When I was a kid, my adult world was filled with Vietnam Vets, and to a man they responded to Hendrix in a special way. I never understood why.

Then, years later, I stumbled across this, by Sgt. Mike McCombs.

It is, hands down, the best Vietnam memoir I've ever seen, especially regarding the Special Forces.

And it has a wonderful tribute to Hendrix that bares the soul of the 'Nam Vet like a prayer to Mars:

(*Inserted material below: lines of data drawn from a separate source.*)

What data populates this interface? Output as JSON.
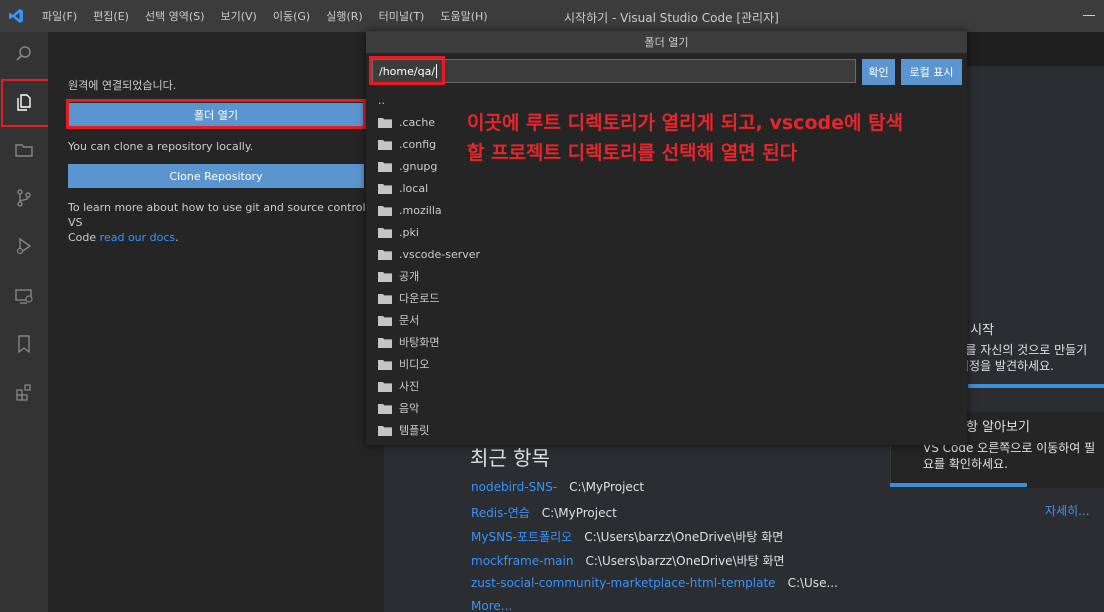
{
  "titlebar": {
    "menu": [
      "파일(F)",
      "편집(E)",
      "선택 영역(S)",
      "보기(V)",
      "이동(G)",
      "실행(R)",
      "터미널(T)",
      "도움말(H)"
    ],
    "title": "시작하기 - Visual Studio Code [관리자]"
  },
  "activitybar": {
    "icons": [
      "search-icon",
      "explorer-icon",
      "folder-icon",
      "source-control-icon",
      "run-debug-icon",
      "remote-explorer-icon",
      "bookmark-icon",
      "extensions-icon"
    ]
  },
  "sidebar": {
    "connected_text": "원격에 연결되었습니다.",
    "open_folder_label": "폴더 열기",
    "clone_hint": "You can clone a repository locally.",
    "clone_label": "Clone Repository",
    "learn_text_1": "To learn more about how to use git and source control in VS",
    "learn_text_2": "Code",
    "learn_link": "read our docs",
    "learn_end": "."
  },
  "dialog": {
    "title": "폴더 열기",
    "input_value": "/home/qa/",
    "confirm_label": "확인",
    "local_label": "로컬 표시",
    "items": [
      "..",
      ".cache",
      ".config",
      ".gnupg",
      ".local",
      ".mozilla",
      ".pki",
      ".vscode-server",
      "공개",
      "다운로드",
      "문서",
      "바탕화면",
      "비디오",
      "사진",
      "음악",
      "템플릿"
    ],
    "annotation_line1": "이곳에 루트 디렉토리가 열리게 되고, vscode에 탐색",
    "annotation_line2": "할 프로젝트 디렉토리를 선택해 열면 된다"
  },
  "walkthrough": {
    "start_title": "e 시작",
    "start_line1": "e를 자신의 것으로 만들기",
    "start_line2": "지정을 발견하세요.",
    "learn_title": "항 알아보기",
    "learn_line1": "VS Code 오른쪽으로 이동하여 필",
    "learn_line2": "요를 확인하세요.",
    "more_label": "자세히...",
    "progress_fraction": 0.64
  },
  "recent": {
    "title": "최근 항목",
    "items": [
      {
        "name": "nodebird-SNS-",
        "path": "C:\\MyProject"
      },
      {
        "name": "Redis-연습",
        "path": "C:\\MyProject"
      },
      {
        "name": "MySNS-포트폴리오",
        "path": "C:\\Users\\barzz\\OneDrive\\바탕 화면"
      },
      {
        "name": "mockframe-main",
        "path": "C:\\Users\\barzz\\OneDrive\\바탕 화면"
      },
      {
        "name": "zust-social-community-marketplace-html-template",
        "path": "C:\\Use..."
      }
    ],
    "more_label": "More..."
  },
  "colors": {
    "accent": "#3794ff",
    "button": "#5b95d0",
    "highlight": "#e51c23"
  }
}
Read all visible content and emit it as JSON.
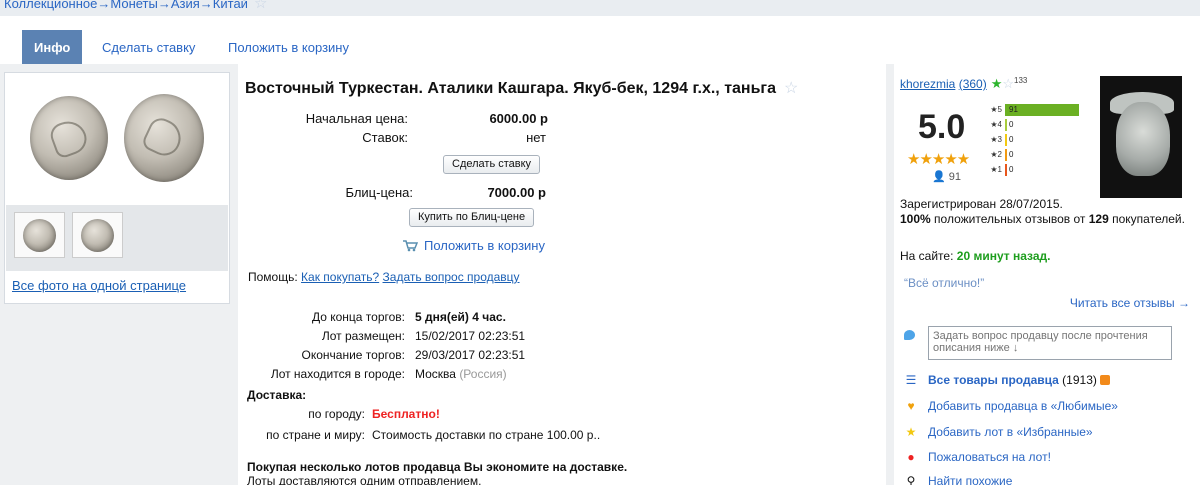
{
  "breadcrumb": {
    "items": [
      "Коллекционное",
      "Монеты",
      "Азия",
      "Китай"
    ],
    "separator": "→"
  },
  "tabs": [
    {
      "label": "Инфо",
      "active": true
    },
    {
      "label": "Сделать ставку",
      "active": false
    },
    {
      "label": "Положить в корзину",
      "active": false
    }
  ],
  "photos": {
    "all_photos_link": "Все фото на одной странице"
  },
  "lot": {
    "title": "Восточный Туркестан. Аталики Кашгара. Якуб-бек, 1294 г.х., таньга",
    "start_price_label": "Начальная цена:",
    "start_price_value": "6000.00 р",
    "bids_label": "Ставок:",
    "bids_value": "нет",
    "bid_button": "Сделать ставку",
    "blitz_label": "Блиц-цена:",
    "blitz_value": "7000.00 р",
    "blitz_button": "Купить по Блиц-цене",
    "basket_link": "Положить в корзину",
    "help_label": "Помощь:",
    "help_how_to_buy": "Как покупать?",
    "help_ask_seller": "Задать вопрос продавцу",
    "time_left_label": "До конца торгов:",
    "time_left_value": "5 дня(ей) 4 час.",
    "placed_label": "Лот размещен:",
    "placed_value": "15/02/2017 02:23:51",
    "ends_label": "Окончание торгов:",
    "ends_value": "29/03/2017 02:23:51",
    "city_label": "Лот находится в городе:",
    "city_value": "Москва",
    "country_value": "(Россия)",
    "delivery_heading": "Доставка:",
    "delivery_city_label": "по городу:",
    "delivery_city_value": "Бесплатно!",
    "delivery_world_label": "по стране и миру:",
    "delivery_world_value": "Стоимость доставки по стране 100.00 р..",
    "multi_lot_heading": "Покупая несколько лотов продавца Вы экономите на доставке.",
    "multi_lot_note": "Лоты доставляются одним отправлением."
  },
  "seller": {
    "name": "khorezmia",
    "feedback_count": "(360)",
    "stars_badge": "133",
    "rating": "5.0",
    "votes": "91",
    "distribution": [
      {
        "label": "★5",
        "count": "91",
        "fraction": 1.0,
        "color": "#6bb023"
      },
      {
        "label": "★4",
        "count": "0",
        "fraction": 0.0,
        "color": "#a8cc3c"
      },
      {
        "label": "★3",
        "count": "0",
        "fraction": 0.0,
        "color": "#f2c811"
      },
      {
        "label": "★2",
        "count": "0",
        "fraction": 0.0,
        "color": "#f29a11"
      },
      {
        "label": "★1",
        "count": "0",
        "fraction": 0.0,
        "color": "#e8561c"
      }
    ],
    "registered": "Зарегистрирован 28/07/2015.",
    "positive_pct": "100%",
    "positive_text": "положительных отзывов от",
    "positive_count": "129",
    "positive_suffix": "покупателей.",
    "online_label": "На сайте:",
    "online_value": "20 минут назад.",
    "quote": "“Всё отлично!”",
    "read_all": "Читать все отзывы →",
    "question_placeholder": "Задать вопрос продавцу после прочтения описания ниже ↓",
    "all_items_label": "Все товары продавца",
    "all_items_count": "(1913)",
    "add_favorite_seller": "Добавить продавца в «Любимые»",
    "add_favorite_lot": "Добавить лот в «Избранные»",
    "complain": "Пожаловаться на лот!",
    "find_similar": "Найти похожие"
  }
}
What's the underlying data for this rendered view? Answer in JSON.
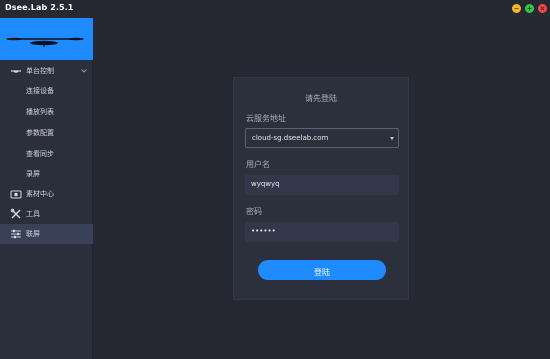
{
  "app": {
    "title": "Dsee.Lab 2.5.1"
  },
  "window_controls": {
    "minimize_color": "#f5b82a",
    "maximize_color": "#31c84c",
    "close_color": "#ee4c4c"
  },
  "sidebar": {
    "banner_color": "#1e8bff",
    "items": [
      {
        "label": "单台控制",
        "icon": "drone-icon",
        "expanded": true
      },
      {
        "label": "连接设备"
      },
      {
        "label": "播放列表"
      },
      {
        "label": "参数配置"
      },
      {
        "label": "查看同步"
      },
      {
        "label": "录屏"
      },
      {
        "label": "素材中心",
        "icon": "media-icon"
      },
      {
        "label": "工具",
        "icon": "tools-icon"
      },
      {
        "label": "联屏",
        "icon": "sliders-icon",
        "active": true
      }
    ]
  },
  "login": {
    "title": "请先登陆",
    "server_label": "云服务地址",
    "server_value": "cloud-sg.dseelab.com",
    "username_label": "用户名",
    "username_value": "wyqwyq",
    "password_label": "密码",
    "password_value": "••••••",
    "submit_label": "登陆"
  },
  "colors": {
    "accent": "#1e8bff",
    "background": "#262833",
    "sidebar": "#2b2e3b",
    "active_item": "#3a4056"
  }
}
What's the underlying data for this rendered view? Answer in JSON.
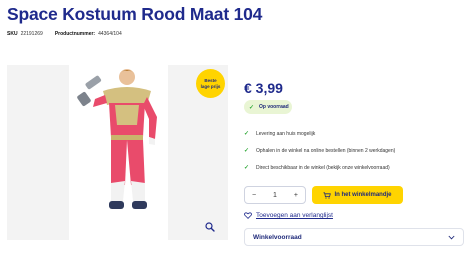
{
  "product": {
    "title": "Space Kostuum Rood Maat 104",
    "sku_label": "SKU",
    "sku_value": "22191269",
    "productnumber_label": "Productnummer:",
    "productnumber_value": "44364/104"
  },
  "gallery": {
    "badge_text_line1": "Beste",
    "badge_text_line2": "lage prijs"
  },
  "offer": {
    "price": "€ 3,99",
    "stock_label": "Op voorraad",
    "features": [
      "Levering aan huis mogelijk",
      "Ophalen in de winkel na online bestellen (binnen 2 werkdagen)",
      "Direct beschikbaar in de winkel (bekijk onze winkelvoorraad)"
    ],
    "quantity": "1",
    "minus_symbol": "−",
    "plus_symbol": "+",
    "add_to_cart_label": "In het winkelmandje",
    "wishlist_label": "Toevoegen aan verlanglijst",
    "store_stock_label": "Winkelvoorraad"
  },
  "colors": {
    "brand_blue": "#1f2a8c",
    "accent_yellow": "#ffd400",
    "check_green": "#2fa838",
    "stock_bg": "#e9f5d4"
  }
}
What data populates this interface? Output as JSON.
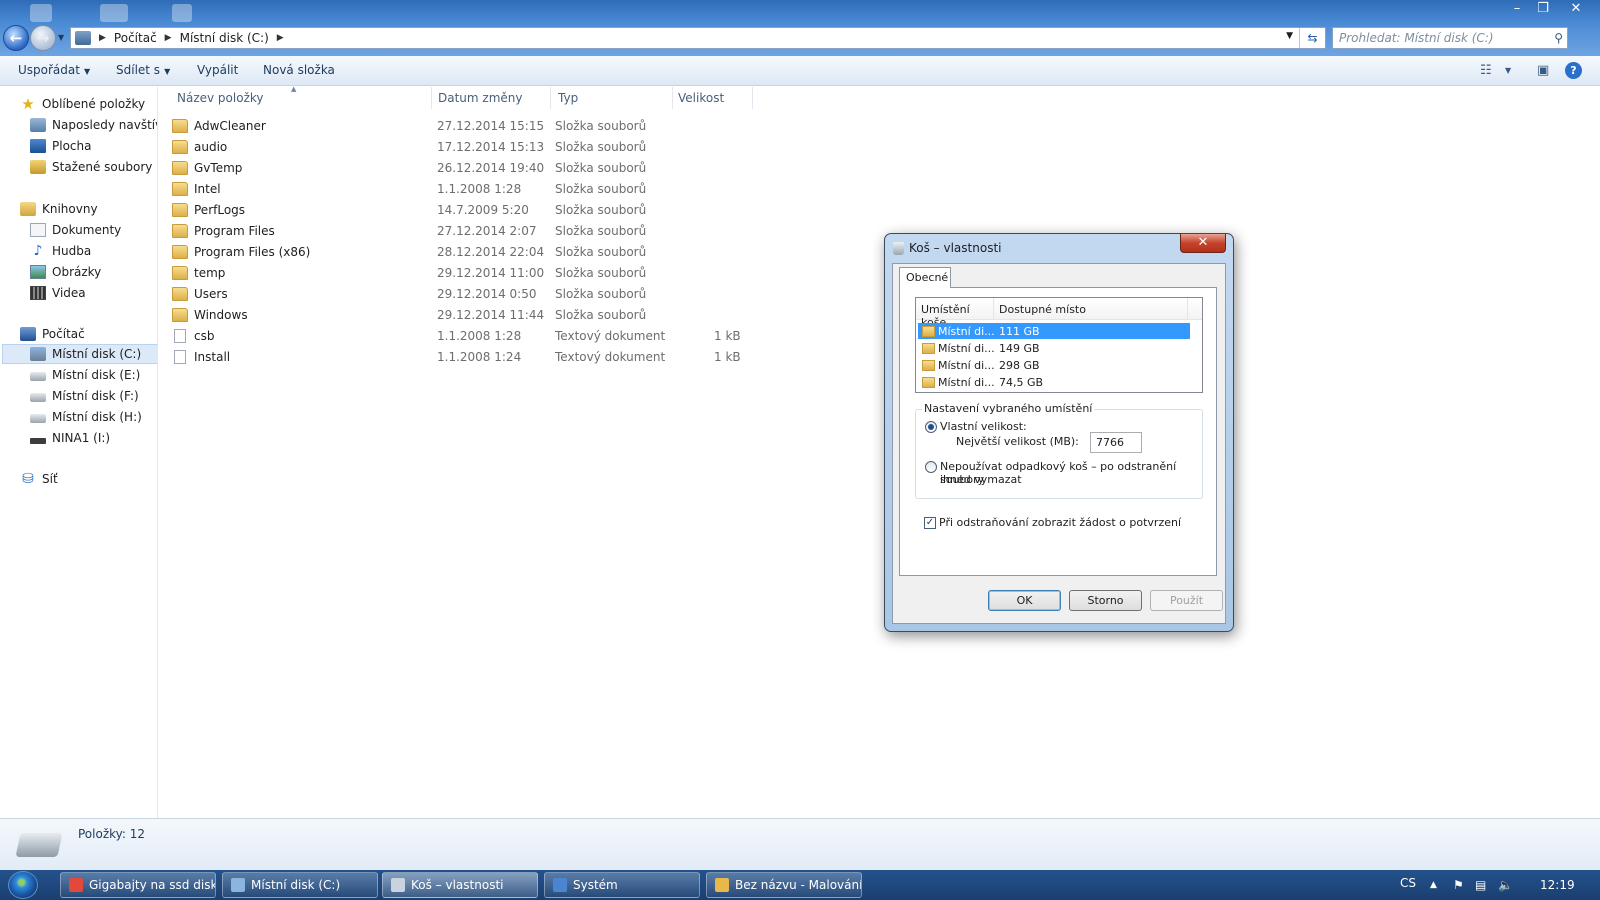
{
  "window": {
    "breadcrumb": [
      "Počítač",
      "Místní disk (C:)"
    ],
    "search_placeholder": "Prohledat: Místní disk (C:)",
    "controls": [
      "–",
      "❐",
      "✕"
    ]
  },
  "toolbar": {
    "organize": "Uspořádat",
    "share": "Sdílet s",
    "burn": "Vypálit",
    "new_folder": "Nová složka"
  },
  "navpane": {
    "favorites": "Oblíbené položky",
    "recent": "Naposledy navštívené",
    "desktop": "Plocha",
    "downloads": "Stažené soubory",
    "libraries": "Knihovny",
    "documents": "Dokumenty",
    "music": "Hudba",
    "pictures": "Obrázky",
    "videos": "Videa",
    "computer": "Počítač",
    "drive_c": "Místní disk (C:)",
    "drive_e": "Místní disk (E:)",
    "drive_f": "Místní disk (F:)",
    "drive_h": "Místní disk (H:)",
    "drive_i": "NINA1 (I:)",
    "network": "Síť"
  },
  "columns": {
    "name": "Název položky",
    "date": "Datum změny",
    "type": "Typ",
    "size": "Velikost"
  },
  "files": [
    {
      "name": "AdwCleaner",
      "date": "27.12.2014 15:15",
      "type": "Složka souborů",
      "size": ""
    },
    {
      "name": "audio",
      "date": "17.12.2014 15:13",
      "type": "Složka souborů",
      "size": ""
    },
    {
      "name": "GvTemp",
      "date": "26.12.2014 19:40",
      "type": "Složka souborů",
      "size": ""
    },
    {
      "name": "Intel",
      "date": "1.1.2008 1:28",
      "type": "Složka souborů",
      "size": ""
    },
    {
      "name": "PerfLogs",
      "date": "14.7.2009 5:20",
      "type": "Složka souborů",
      "size": ""
    },
    {
      "name": "Program Files",
      "date": "27.12.2014 2:07",
      "type": "Složka souborů",
      "size": ""
    },
    {
      "name": "Program Files (x86)",
      "date": "28.12.2014 22:04",
      "type": "Složka souborů",
      "size": ""
    },
    {
      "name": "temp",
      "date": "29.12.2014 11:00",
      "type": "Složka souborů",
      "size": ""
    },
    {
      "name": "Users",
      "date": "29.12.2014 0:50",
      "type": "Složka souborů",
      "size": ""
    },
    {
      "name": "Windows",
      "date": "29.12.2014 11:44",
      "type": "Složka souborů",
      "size": ""
    },
    {
      "name": "csb",
      "date": "1.1.2008 1:28",
      "type": "Textový dokument",
      "size": "1 kB"
    },
    {
      "name": "Install",
      "date": "1.1.2008 1:24",
      "type": "Textový dokument",
      "size": "1 kB"
    }
  ],
  "status": {
    "items": "Položky: 12"
  },
  "dialog": {
    "title": "Koš – vlastnosti",
    "close": "✕",
    "tab": "Obecné",
    "col_location": "Umístění koše",
    "col_space": "Dostupné místo",
    "locations": [
      {
        "name": "Místní di...",
        "space": "111 GB"
      },
      {
        "name": "Místní di...",
        "space": "149 GB"
      },
      {
        "name": "Místní di...",
        "space": "298 GB"
      },
      {
        "name": "Místní di...",
        "space": "74,5 GB"
      }
    ],
    "group_label": "Nastavení vybraného umístění",
    "custom_size": "Vlastní velikost:",
    "max_size_label": "Největší velikost (MB):",
    "max_size_value": "7766",
    "no_recycle_line1": "Nepoužívat odpadkový koš – po odstranění soubory",
    "no_recycle_line2": "ihned vymazat",
    "confirm_label": "Při odstraňování zobrazit žádost o potvrzení",
    "ok": "OK",
    "cancel": "Storno",
    "apply": "Použít"
  },
  "taskbar": {
    "tasks": [
      {
        "label": "Gigabajty na ssd disk...",
        "icon_color": "#e2483b"
      },
      {
        "label": "Místní disk (C:)",
        "icon_color": "#8cb4df"
      },
      {
        "label": "Koš – vlastnosti",
        "icon_color": "#c9d3de"
      },
      {
        "label": "Systém",
        "icon_color": "#4a86cf"
      },
      {
        "label": "Bez názvu - Malování",
        "icon_color": "#e9b84a"
      }
    ],
    "lang": "CS",
    "clock": "12:19"
  }
}
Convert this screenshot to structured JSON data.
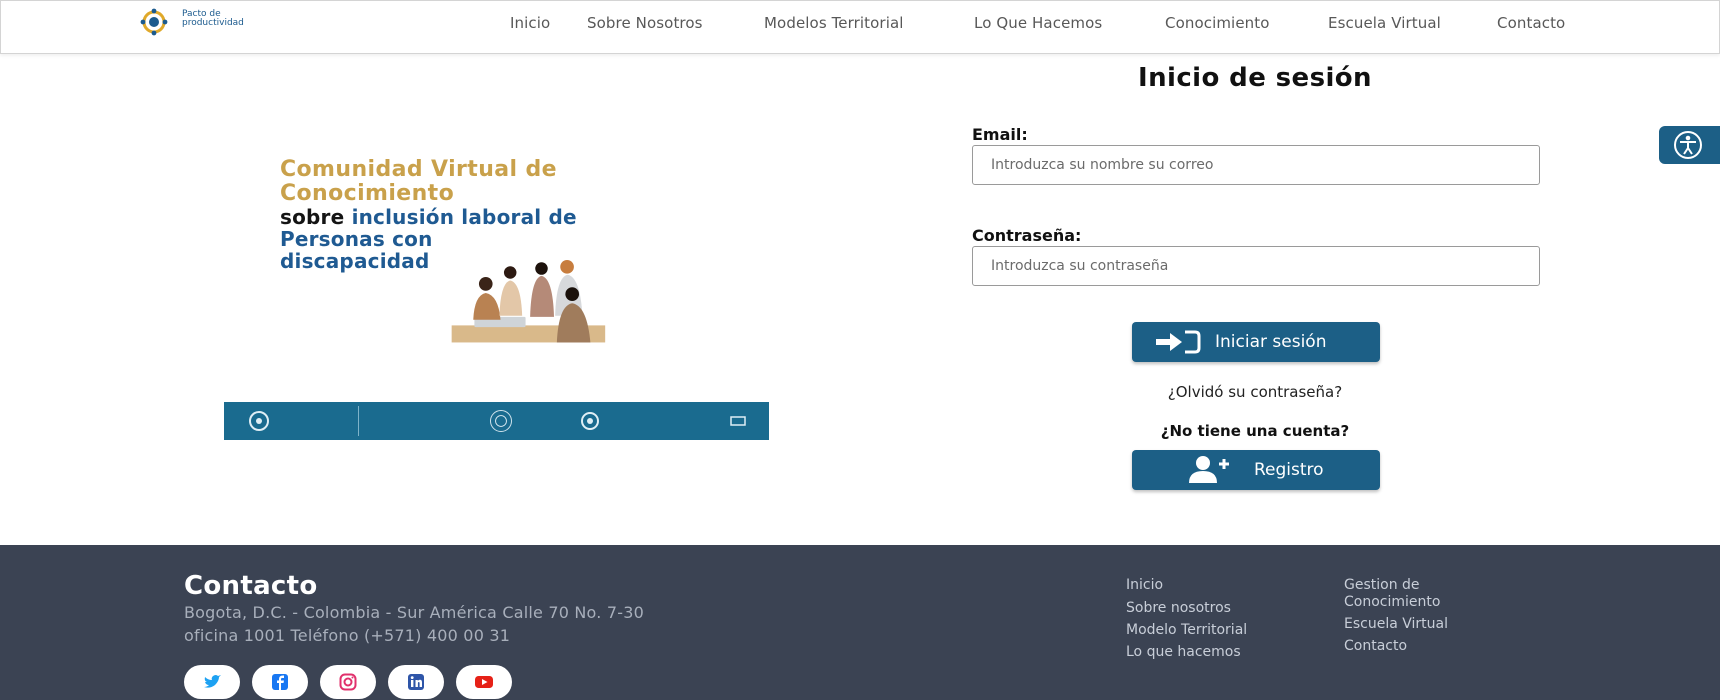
{
  "header": {
    "logo": {
      "line1": "Pacto de",
      "line2": "productividad",
      "tagline": ""
    },
    "nav": [
      "Inicio",
      "Sobre Nosotros",
      "Modelos Territorial",
      "Lo Que Hacemos",
      "Conocimiento",
      "Escuela Virtual",
      "Contacto"
    ]
  },
  "hero": {
    "title_line1": "Comunidad Virtual de",
    "title_line2": "Conocimiento",
    "line3_a": "sobre ",
    "line3_b": "inclusión laboral de",
    "line4": "Personas con",
    "line5": "discapacidad"
  },
  "login": {
    "title": "Inicio de sesión",
    "email_label": "Email:",
    "email_placeholder": "Introduzca su nombre su correo",
    "password_label": "Contraseña:",
    "password_placeholder": "Introduzca su contraseña",
    "login_button": "Iniciar sesión",
    "forgot_link": "¿Olvidó su contraseña?",
    "no_account": "¿No tiene una cuenta?",
    "register_button": "Registro"
  },
  "footer": {
    "title": "Contacto",
    "address_line1": "Bogota, D.C. - Colombia - Sur América Calle 70 No. 7-30",
    "address_line2": "oficina 1001 Teléfono (+571) 400 00 31",
    "links_col1": [
      "Inicio",
      "Sobre nosotros",
      "Modelo Territorial",
      "Lo que hacemos"
    ],
    "links_col2": [
      "Gestion de Conocimiento",
      "Escuela Virtual",
      "Contacto"
    ],
    "social": [
      "twitter-icon",
      "facebook-icon",
      "instagram-icon",
      "linkedin-icon",
      "youtube-icon"
    ]
  },
  "colors": {
    "brand": "#1c5f86",
    "gold": "#c9a14b",
    "footer": "#3b4353"
  }
}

It's always Jimi I think. His music is pulsing in my head. The headphones vibrate like an arclight and the guitar screams like the Phantoms used to. PurpleHaze, Voodoo Child, The Wind Cries Mary.... They beat on my mind. They twist in corridors long empty of the companionship of the brothers who always knew. The brothers who shared it with me.

And the past lives again. MP gyrates to All Along The Watchtower. Willie's foot taps to Gypsy Eyes. Weet sits and downs shum, body moving to Foxy Lady. It's like Jimi invented this kinda friendship, this kinda thing for all of us. It's the key to remembrance. The key to old friendships, somehow not quite dead. Though they all are. 'Cept when Jimi plays.

We were all musical conservatives, really. Well..., mostly. But Jimi picked up a guitar and strummed our souls with sounds like we'd never heard. The heart and the mind throbbed with the bass, the nerves trying to keep up with the rip. The music was not our style, but we lived by it; we loved it. Highway Chile, Long Hot Summer Night. Life blood. You were more likely to hear Bach there than Rock 'n Roll. But Jimi was there - in every hootch, in every meal, in every breath we took, in every waking hour. In many of the sleeping one.

Maybe it was 'cause he was dead, like so many we knew. Maybe it was 'cause he was different, like we thought we were. Or maybe he just found what really counted to all of us. Crazy fookin' music for a crazy fookin' war. Dunno. Just was. Just is. The spokesman of an age, the poet laureate of the Viet Nam War.

According to the SF rumor mill, Sgt. McCombs requested "Purple Haze" be played at his funeral.

When you get time, go immerse yourself in the words of the good sergeant. He died in 1997, but someone ought to remember him by making a movie out of his recollections. I'd watch it.